Volume: 16 Issue: 5
Count all 449
Over the past several years, the Community College Research Center (CCRC), housed at Teachers College, Columbia University, has conducted extensive research and generated dozens of publications on college readiness, online education, developmental education, student supports, and other issues relevant to community colleges. Of course, this research is more effective when it gets into the hands of the educators who are working every day to help students reach their goals.
Tara Ebersole, Rachele Lawton April 2013
Volume: 16 Issue: 4
Count all 455
The Global Education program at the Community College of Baltimore County (CCBC) began several years ago with a small group of individuals who embraced the increasing interconnectedness and diversity of the world and wanted to transform their students into global citizens who would be able to navigate that world. This required the development of a framework that would bring the world to CCBC's students. Today, Global Education is a collegewide initiative that encompasses many promising practices in teaching and learning.

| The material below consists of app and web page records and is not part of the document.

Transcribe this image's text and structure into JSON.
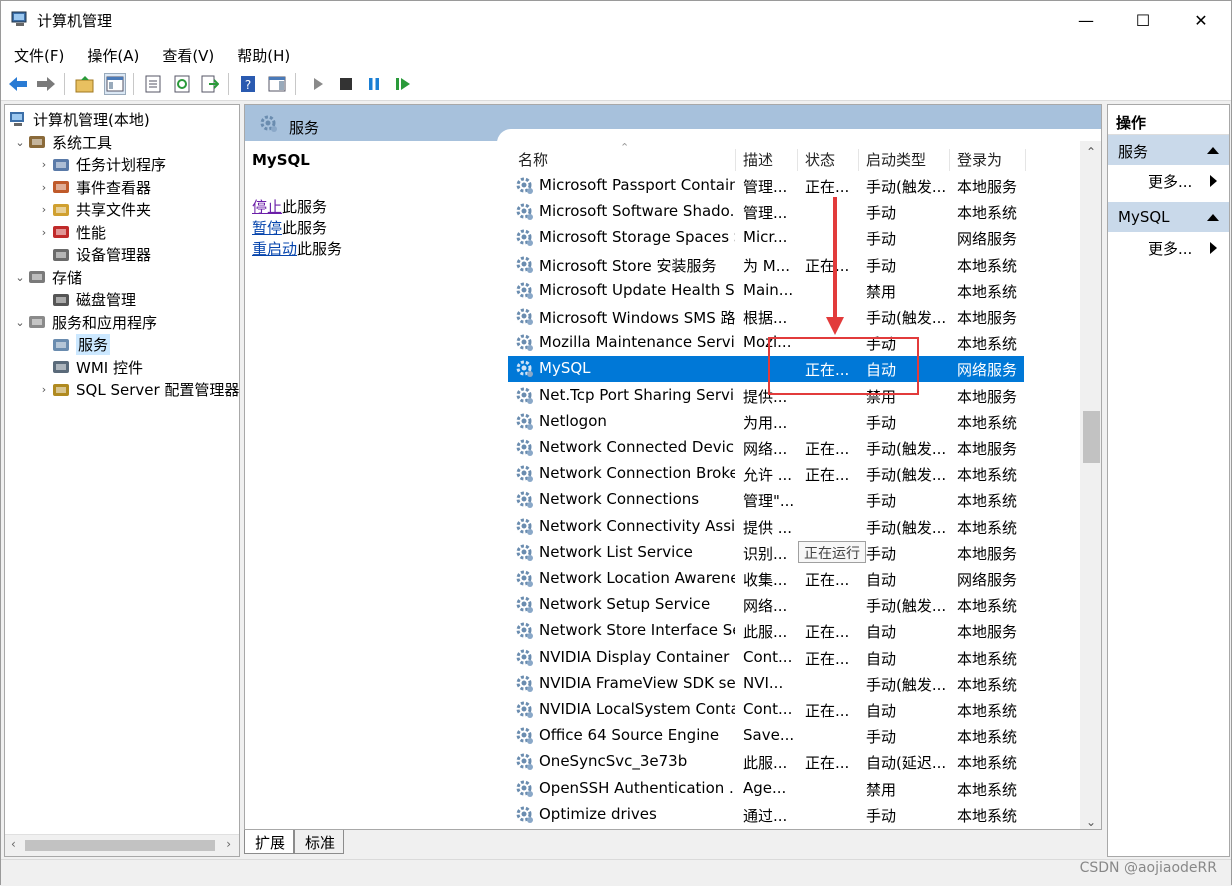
{
  "window": {
    "title": "计算机管理",
    "minimize": "—",
    "maximize": "☐",
    "close": "✕"
  },
  "menu": [
    "文件(F)",
    "操作(A)",
    "查看(V)",
    "帮助(H)"
  ],
  "tree": {
    "root": "计算机管理(本地)",
    "items": [
      {
        "label": "系统工具",
        "level": 1,
        "expander": "⌄"
      },
      {
        "label": "任务计划程序",
        "level": 2,
        "expander": "›"
      },
      {
        "label": "事件查看器",
        "level": 2,
        "expander": "›"
      },
      {
        "label": "共享文件夹",
        "level": 2,
        "expander": "›"
      },
      {
        "label": "性能",
        "level": 2,
        "expander": "›"
      },
      {
        "label": "设备管理器",
        "level": 2,
        "expander": ""
      },
      {
        "label": "存储",
        "level": 1,
        "expander": "⌄"
      },
      {
        "label": "磁盘管理",
        "level": 2,
        "expander": ""
      },
      {
        "label": "服务和应用程序",
        "level": 1,
        "expander": "⌄"
      },
      {
        "label": "服务",
        "level": 2,
        "expander": "",
        "selected": true
      },
      {
        "label": "WMI 控件",
        "level": 2,
        "expander": ""
      },
      {
        "label": "SQL Server 配置管理器",
        "level": 2,
        "expander": "›"
      }
    ]
  },
  "panel": {
    "header": "服务",
    "selected_name": "MySQL",
    "actions": [
      {
        "link": "停止",
        "rest": "此服务",
        "visited": true
      },
      {
        "link": "暂停",
        "rest": "此服务",
        "visited": false
      },
      {
        "link": "重启动",
        "rest": "此服务",
        "visited": false
      }
    ]
  },
  "columns": [
    "名称",
    "描述",
    "状态",
    "启动类型",
    "登录为"
  ],
  "services": [
    {
      "name": "Microsoft Passport Container",
      "desc": "管理...",
      "status": "正在...",
      "startup": "手动(触发...",
      "logon": "本地服务"
    },
    {
      "name": "Microsoft Software Shado...",
      "desc": "管理...",
      "status": "",
      "startup": "手动",
      "logon": "本地系统"
    },
    {
      "name": "Microsoft Storage Spaces S...",
      "desc": "Micr...",
      "status": "",
      "startup": "手动",
      "logon": "网络服务"
    },
    {
      "name": "Microsoft Store 安装服务",
      "desc": "为 M...",
      "status": "正在...",
      "startup": "手动",
      "logon": "本地系统"
    },
    {
      "name": "Microsoft Update Health S...",
      "desc": "Main...",
      "status": "",
      "startup": "禁用",
      "logon": "本地系统"
    },
    {
      "name": "Microsoft Windows SMS 路...",
      "desc": "根据...",
      "status": "",
      "startup": "手动(触发...",
      "logon": "本地服务"
    },
    {
      "name": "Mozilla Maintenance Service",
      "desc": "Mozi...",
      "status": "",
      "startup": "手动",
      "logon": "本地系统"
    },
    {
      "name": "MySQL",
      "desc": "",
      "status": "正在...",
      "startup": "自动",
      "logon": "网络服务",
      "selected": true
    },
    {
      "name": "Net.Tcp Port Sharing Service",
      "desc": "提供...",
      "status": "",
      "startup": "禁用",
      "logon": "本地服务"
    },
    {
      "name": "Netlogon",
      "desc": "为用...",
      "status": "",
      "startup": "手动",
      "logon": "本地系统"
    },
    {
      "name": "Network Connected Devic...",
      "desc": "网络...",
      "status": "正在...",
      "startup": "手动(触发...",
      "logon": "本地服务"
    },
    {
      "name": "Network Connection Broker",
      "desc": "允许 ...",
      "status": "正在...",
      "startup": "手动(触发...",
      "logon": "本地系统"
    },
    {
      "name": "Network Connections",
      "desc": "管理\"...",
      "status": "",
      "startup": "手动",
      "logon": "本地系统"
    },
    {
      "name": "Network Connectivity Assis...",
      "desc": "提供 ...",
      "status": "",
      "startup": "手动(触发...",
      "logon": "本地系统"
    },
    {
      "name": "Network List Service",
      "desc": "识别...",
      "status": "",
      "startup": "手动",
      "logon": "本地服务"
    },
    {
      "name": "Network Location Awarene...",
      "desc": "收集...",
      "status": "正在...",
      "startup": "自动",
      "logon": "网络服务"
    },
    {
      "name": "Network Setup Service",
      "desc": "网络...",
      "status": "",
      "startup": "手动(触发...",
      "logon": "本地系统"
    },
    {
      "name": "Network Store Interface Se...",
      "desc": "此服...",
      "status": "正在...",
      "startup": "自动",
      "logon": "本地服务"
    },
    {
      "name": "NVIDIA Display Container LS",
      "desc": "Cont...",
      "status": "正在...",
      "startup": "自动",
      "logon": "本地系统"
    },
    {
      "name": "NVIDIA FrameView SDK se...",
      "desc": "NVI...",
      "status": "",
      "startup": "手动(触发...",
      "logon": "本地系统"
    },
    {
      "name": "NVIDIA LocalSystem Conta...",
      "desc": "Cont...",
      "status": "正在...",
      "startup": "自动",
      "logon": "本地系统"
    },
    {
      "name": "Office 64 Source Engine",
      "desc": "Save...",
      "status": "",
      "startup": "手动",
      "logon": "本地系统"
    },
    {
      "name": "OneSyncSvc_3e73b",
      "desc": "此服...",
      "status": "正在...",
      "startup": "自动(延迟...",
      "logon": "本地系统"
    },
    {
      "name": "OpenSSH Authentication ...",
      "desc": "Age...",
      "status": "",
      "startup": "禁用",
      "logon": "本地系统"
    },
    {
      "name": "Optimize drives",
      "desc": "通过...",
      "status": "",
      "startup": "手动",
      "logon": "本地系统"
    }
  ],
  "tooltip": "正在运行",
  "tabs": [
    "扩展",
    "标准"
  ],
  "actions_pane": {
    "title": "操作",
    "sections": [
      {
        "label": "服务",
        "more": "更多..."
      },
      {
        "label": "MySQL",
        "more": "更多..."
      }
    ]
  },
  "watermark": "CSDN @aojiaodeRR",
  "colors": {
    "selection": "#0078d7",
    "header": "#a7c1dc",
    "annotation": "#e23b3b"
  }
}
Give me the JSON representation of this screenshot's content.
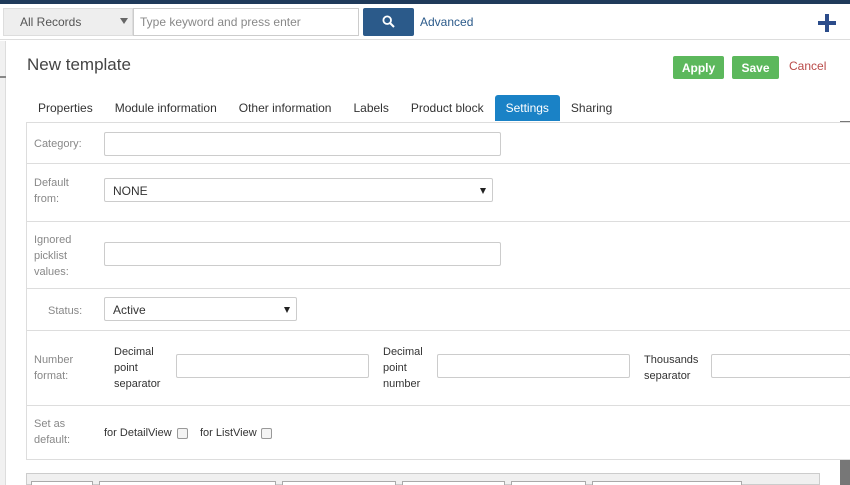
{
  "topbar": {
    "records_select": "All Records",
    "search_placeholder": "Type keyword and press enter",
    "advanced_label": "Advanced"
  },
  "header": {
    "title": "New template",
    "apply_label": "Apply",
    "save_label": "Save",
    "cancel_label": "Cancel"
  },
  "tabs": [
    {
      "label": "Properties",
      "active": false
    },
    {
      "label": "Module information",
      "active": false
    },
    {
      "label": "Other information",
      "active": false
    },
    {
      "label": "Labels",
      "active": false
    },
    {
      "label": "Product block",
      "active": false
    },
    {
      "label": "Settings",
      "active": true
    },
    {
      "label": "Sharing",
      "active": false
    }
  ],
  "form": {
    "category": {
      "label": "Category:",
      "value": ""
    },
    "default_from": {
      "label_line1": "Default",
      "label_line2": "from:",
      "value": "NONE"
    },
    "ignored_picklist": {
      "label_line1": "Ignored",
      "label_line2": "picklist",
      "label_line3": "values:",
      "value": ""
    },
    "status": {
      "label": "Status:",
      "value": "Active"
    },
    "number_format": {
      "label_line1": "Number",
      "label_line2": "format:",
      "decimal_separator": {
        "line1": "Decimal",
        "line2": "point",
        "line3": "separator",
        "value": ""
      },
      "decimal_number": {
        "line1": "Decimal",
        "line2": "point",
        "line3": "number",
        "value": ""
      },
      "thousands_separator": {
        "line1": "Thousands",
        "line2": "separator",
        "value": ""
      }
    },
    "set_default": {
      "label_line1": "Set as",
      "label_line2": "default:",
      "detailview_label": "for DetailView",
      "listview_label": "for ListView"
    }
  },
  "colors": {
    "accent": "#1a82c6",
    "success": "#5cb85c",
    "danger": "#b94a48",
    "navy": "#2b5a8a"
  }
}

Karen Powers Liebhaber March 2013
Volume: 16 Issue: 3
Count all 449
Discussion forums can be one of the best assets of the online classroom. However, many forums become a burden to both the student and instructor instead of a tool for encouragement, communication, variety, and learning.
John Squires February 2013
Volume: 16 Issue: 2
Count all 450
As course redesign sweeps across the nation's math classrooms and developmental math programs, it's time to take a second look at a landmark work on developmental education, Accent on Learning, by K. Patricia Cross (1976). From mastery learning to software-guided instruction and self-paced modules, the principles put forth in Accent on Learning are now being implemented at colleges throughout the nation, often with greater success than the traditional lecture system that, until recently, has been the primary mode of instruction in developmental math programs.
Velislava Karaivanova, Tammy Atchison January 2013
Volume: 16 Issue: 1
Count all 457
A feature of today's students is their strong educational orientation and desire to learn (Barnes, Marateo, & Ferris, 2007). As active seekers of information, they use a variety of sources to learn, such as interactive media, traditional and online lecture notes, and cooperative learning (Carlson, S., 2005). To be effective and to promote better learning, teaching should include exposing students to various teaching techniques and methods.
Patricia M. Konovalov December 2012
Volume: 12 Issue: 12
Count all 447
In order to best assist students, we must first be aware of the challenges they must overcome in order to achieve their higher education goals. Community college students are more likely than those at a four-year college or university to have completion risk factors for a myriad of reasons. They include lack of preparation, delayed entry to college after high school, first generation college participation, part-time college attendance, full time work while attending college, dependents at home, and single parenthood.
Sonya McCoy-Wilson, Laura Jones, Lauren Lopez, Gregory Chambers November 2012
Volume: 15 Issue: 11
Count all 446
In the foreword to Student Success in Community Colleges, John Nixon argues that our success in assisting students to discover their unique motivations is dependent upon our capacity to help them identify with the culture of higher education; with learning itself; and with faculty, staff, and other students (2010). Nixon suggests that the challenge of achieving identification is most effectively met at a college where programs and services are integrated across disciplines, and all faculty and staff are motivated by the mission of student success.
Rose Mince, Mel Berry, Linda De La Ysla, Michael Venn, Nancy Parker October 2012
Volume: 15 Issue: 10
Count all 446
Critical thinking is a term that may mean different things to different people and that may vary to some degree depending upon the learning situation. Many academic definitions include some aspect of analysis and evaluation; higher order thinking skills often need particular attention and scaffolding in order to be fully achieved by the typical community college student. The purpose of this abstract is to share innovative yet practical teaching strategies to enhance student success.